The potential impact making these changes could have is an added 200,000 new jobs and growth of $100 billion for the whole economic region.

“Over the past several years we have observed a significant decrease in startups leaving SoCal,” said Greg Becker, CEO of Silicon Valley Bank . “We’ve also seen a substantial inflow of venture capital from all over the world.”

In fact, as is well-reported, the luster of Silicon Valley is fading. As BCG writes in its report:

The good news for SoCal and any region with tech ambitions is that the Bay Area has in some ways been too successful. Our research revealed a saturation level causing unprecedented challenges, starting with exorbitant housing prices and runaway operating costs that accelerate a startup’s “burn rate”—its monthly spending.

Los Angeles investor Mark Suster, a general partner with Upfront Ventures, has been beating the drum for Los Angeles as a new tech hub for a while — and billion dollar exits for Ring and Dollar Shave Club, in addition to the public offering for Snap, lend credence to his position.

Suster has also noted for years that the region produces more technology doctorates than any other geography in the United States. Caltech generates more patents than any other university while UCLA boasts more startups founded by its graduate than any other school in the nation. Meanwhile, UCSD in San Diego has a deep bench of biotechnology expertise stemming from its proximity to the Sanford Consortium for Regenerative Medicine, the Salk Institute, and the Scripps Research Institute.

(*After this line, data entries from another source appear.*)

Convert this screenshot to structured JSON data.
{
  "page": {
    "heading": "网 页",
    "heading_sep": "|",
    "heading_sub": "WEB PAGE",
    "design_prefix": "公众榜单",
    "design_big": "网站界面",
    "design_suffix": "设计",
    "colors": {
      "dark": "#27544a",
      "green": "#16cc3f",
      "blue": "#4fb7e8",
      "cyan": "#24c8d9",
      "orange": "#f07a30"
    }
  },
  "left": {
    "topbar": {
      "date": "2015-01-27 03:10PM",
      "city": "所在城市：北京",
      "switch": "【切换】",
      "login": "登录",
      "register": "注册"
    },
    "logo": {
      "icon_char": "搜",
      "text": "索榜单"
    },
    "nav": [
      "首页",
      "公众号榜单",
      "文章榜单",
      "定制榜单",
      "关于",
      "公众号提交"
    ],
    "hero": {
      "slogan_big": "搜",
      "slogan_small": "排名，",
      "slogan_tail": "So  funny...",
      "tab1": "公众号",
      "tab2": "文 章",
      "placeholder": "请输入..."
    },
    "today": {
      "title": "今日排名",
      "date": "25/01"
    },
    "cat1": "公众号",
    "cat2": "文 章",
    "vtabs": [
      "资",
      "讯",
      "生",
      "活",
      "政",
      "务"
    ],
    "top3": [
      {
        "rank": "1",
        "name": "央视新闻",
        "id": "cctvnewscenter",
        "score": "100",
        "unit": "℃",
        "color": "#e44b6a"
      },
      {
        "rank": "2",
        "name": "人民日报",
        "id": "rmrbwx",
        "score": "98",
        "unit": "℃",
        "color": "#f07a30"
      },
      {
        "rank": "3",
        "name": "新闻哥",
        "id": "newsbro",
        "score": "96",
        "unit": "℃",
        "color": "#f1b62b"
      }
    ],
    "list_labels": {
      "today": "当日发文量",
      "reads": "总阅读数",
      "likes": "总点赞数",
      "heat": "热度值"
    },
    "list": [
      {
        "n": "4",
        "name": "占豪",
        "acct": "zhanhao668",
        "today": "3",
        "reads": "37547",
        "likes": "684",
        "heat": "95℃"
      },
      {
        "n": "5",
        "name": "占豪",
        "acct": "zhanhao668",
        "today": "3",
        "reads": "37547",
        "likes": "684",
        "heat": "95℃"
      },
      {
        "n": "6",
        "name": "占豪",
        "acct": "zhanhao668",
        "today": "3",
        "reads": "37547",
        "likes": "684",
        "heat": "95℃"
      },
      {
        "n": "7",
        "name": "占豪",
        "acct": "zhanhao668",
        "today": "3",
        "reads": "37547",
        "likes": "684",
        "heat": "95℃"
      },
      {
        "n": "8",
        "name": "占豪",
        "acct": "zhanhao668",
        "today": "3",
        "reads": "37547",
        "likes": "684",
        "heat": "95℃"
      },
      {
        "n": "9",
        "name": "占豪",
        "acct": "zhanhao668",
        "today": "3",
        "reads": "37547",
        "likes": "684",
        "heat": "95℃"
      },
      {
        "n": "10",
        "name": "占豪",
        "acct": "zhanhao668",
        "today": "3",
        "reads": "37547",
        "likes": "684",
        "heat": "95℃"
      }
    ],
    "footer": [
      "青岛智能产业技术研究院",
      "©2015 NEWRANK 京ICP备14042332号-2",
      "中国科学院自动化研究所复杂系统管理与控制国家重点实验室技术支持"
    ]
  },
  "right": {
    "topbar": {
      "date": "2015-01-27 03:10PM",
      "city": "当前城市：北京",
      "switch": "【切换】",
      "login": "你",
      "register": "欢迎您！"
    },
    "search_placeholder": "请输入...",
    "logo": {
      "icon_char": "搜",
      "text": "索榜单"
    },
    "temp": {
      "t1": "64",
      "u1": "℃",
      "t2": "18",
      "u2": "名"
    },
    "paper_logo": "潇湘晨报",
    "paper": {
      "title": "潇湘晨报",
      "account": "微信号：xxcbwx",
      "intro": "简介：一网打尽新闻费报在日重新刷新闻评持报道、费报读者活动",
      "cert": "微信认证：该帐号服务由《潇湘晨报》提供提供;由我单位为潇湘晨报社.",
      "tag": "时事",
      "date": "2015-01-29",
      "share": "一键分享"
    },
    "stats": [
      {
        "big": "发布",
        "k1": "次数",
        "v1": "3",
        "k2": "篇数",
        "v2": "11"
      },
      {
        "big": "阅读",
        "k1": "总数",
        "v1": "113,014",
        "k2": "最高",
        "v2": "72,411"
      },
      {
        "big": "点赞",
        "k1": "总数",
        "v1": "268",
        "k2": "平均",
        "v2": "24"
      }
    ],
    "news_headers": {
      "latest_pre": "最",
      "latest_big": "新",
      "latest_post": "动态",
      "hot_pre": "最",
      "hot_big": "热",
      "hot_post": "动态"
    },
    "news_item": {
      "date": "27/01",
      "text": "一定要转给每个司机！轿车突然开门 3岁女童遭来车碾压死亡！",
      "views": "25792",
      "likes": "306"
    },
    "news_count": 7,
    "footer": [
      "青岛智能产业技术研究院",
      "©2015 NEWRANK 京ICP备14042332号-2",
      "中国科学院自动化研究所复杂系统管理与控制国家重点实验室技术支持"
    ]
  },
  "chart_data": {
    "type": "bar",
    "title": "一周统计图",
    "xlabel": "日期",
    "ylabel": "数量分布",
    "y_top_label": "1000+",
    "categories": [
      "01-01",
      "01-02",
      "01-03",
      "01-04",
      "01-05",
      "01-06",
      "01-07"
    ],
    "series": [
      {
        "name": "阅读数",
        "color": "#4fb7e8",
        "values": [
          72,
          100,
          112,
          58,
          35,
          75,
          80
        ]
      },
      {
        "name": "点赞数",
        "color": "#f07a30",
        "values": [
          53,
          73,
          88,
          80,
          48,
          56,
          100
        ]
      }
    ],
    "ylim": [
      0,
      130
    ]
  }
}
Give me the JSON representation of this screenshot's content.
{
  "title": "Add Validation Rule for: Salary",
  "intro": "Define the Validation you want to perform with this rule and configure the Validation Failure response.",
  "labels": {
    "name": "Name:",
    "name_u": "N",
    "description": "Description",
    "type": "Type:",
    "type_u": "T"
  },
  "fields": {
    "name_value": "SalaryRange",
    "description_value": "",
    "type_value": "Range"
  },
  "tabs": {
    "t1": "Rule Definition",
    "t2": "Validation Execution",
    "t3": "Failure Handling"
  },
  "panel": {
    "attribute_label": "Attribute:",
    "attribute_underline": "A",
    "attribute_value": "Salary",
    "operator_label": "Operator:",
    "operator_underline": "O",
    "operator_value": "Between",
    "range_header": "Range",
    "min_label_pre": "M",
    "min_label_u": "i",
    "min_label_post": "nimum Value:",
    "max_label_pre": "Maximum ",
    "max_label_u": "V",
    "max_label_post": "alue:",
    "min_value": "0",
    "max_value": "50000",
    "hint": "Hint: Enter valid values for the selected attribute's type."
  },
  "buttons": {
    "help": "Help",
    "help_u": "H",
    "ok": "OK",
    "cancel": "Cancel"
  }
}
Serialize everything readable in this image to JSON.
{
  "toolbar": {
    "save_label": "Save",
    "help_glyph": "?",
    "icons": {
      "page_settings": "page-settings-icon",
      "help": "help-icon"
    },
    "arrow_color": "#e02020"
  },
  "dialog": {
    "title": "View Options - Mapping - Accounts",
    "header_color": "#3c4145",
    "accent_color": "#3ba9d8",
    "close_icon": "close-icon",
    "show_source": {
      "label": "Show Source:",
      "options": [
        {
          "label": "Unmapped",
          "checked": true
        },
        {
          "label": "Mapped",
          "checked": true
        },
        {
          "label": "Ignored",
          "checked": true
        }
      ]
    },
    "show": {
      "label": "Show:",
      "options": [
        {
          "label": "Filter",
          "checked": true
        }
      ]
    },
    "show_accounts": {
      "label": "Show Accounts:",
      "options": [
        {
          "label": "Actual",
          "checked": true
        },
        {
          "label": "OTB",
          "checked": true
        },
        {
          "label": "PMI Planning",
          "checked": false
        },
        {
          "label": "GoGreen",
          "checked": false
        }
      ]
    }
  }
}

However, to thrive, BCG recommends taking six steps to bolster the the ecosystem and its chances to begin to catch up to Silicon Valley.

The consulting firm says that Southern California needs more local venture capital; the individual geographies need to work to promote their regional strengths; regions need to collaborate more closely with each other; founders need to start gunning for that IPO slot instead of taking acquisition offers; the region’s commitment to diversity needs to be emphasized; and finally the embarrassment of entrepreneurial riches needs to be promoted abroad.

“Southern California is a region of extreme innovation; however, it is so spread-out, making it hard to navigate,” said Steve Poizner founder and board chair of the Alliance, in a statement. “We believe by finding, filtering and aggregating exciting startups from top universities, research institutes, and incubators/accelerators, we can demonstrate the combined strength of SoCal in a compelling way to top investors and thought leaders.”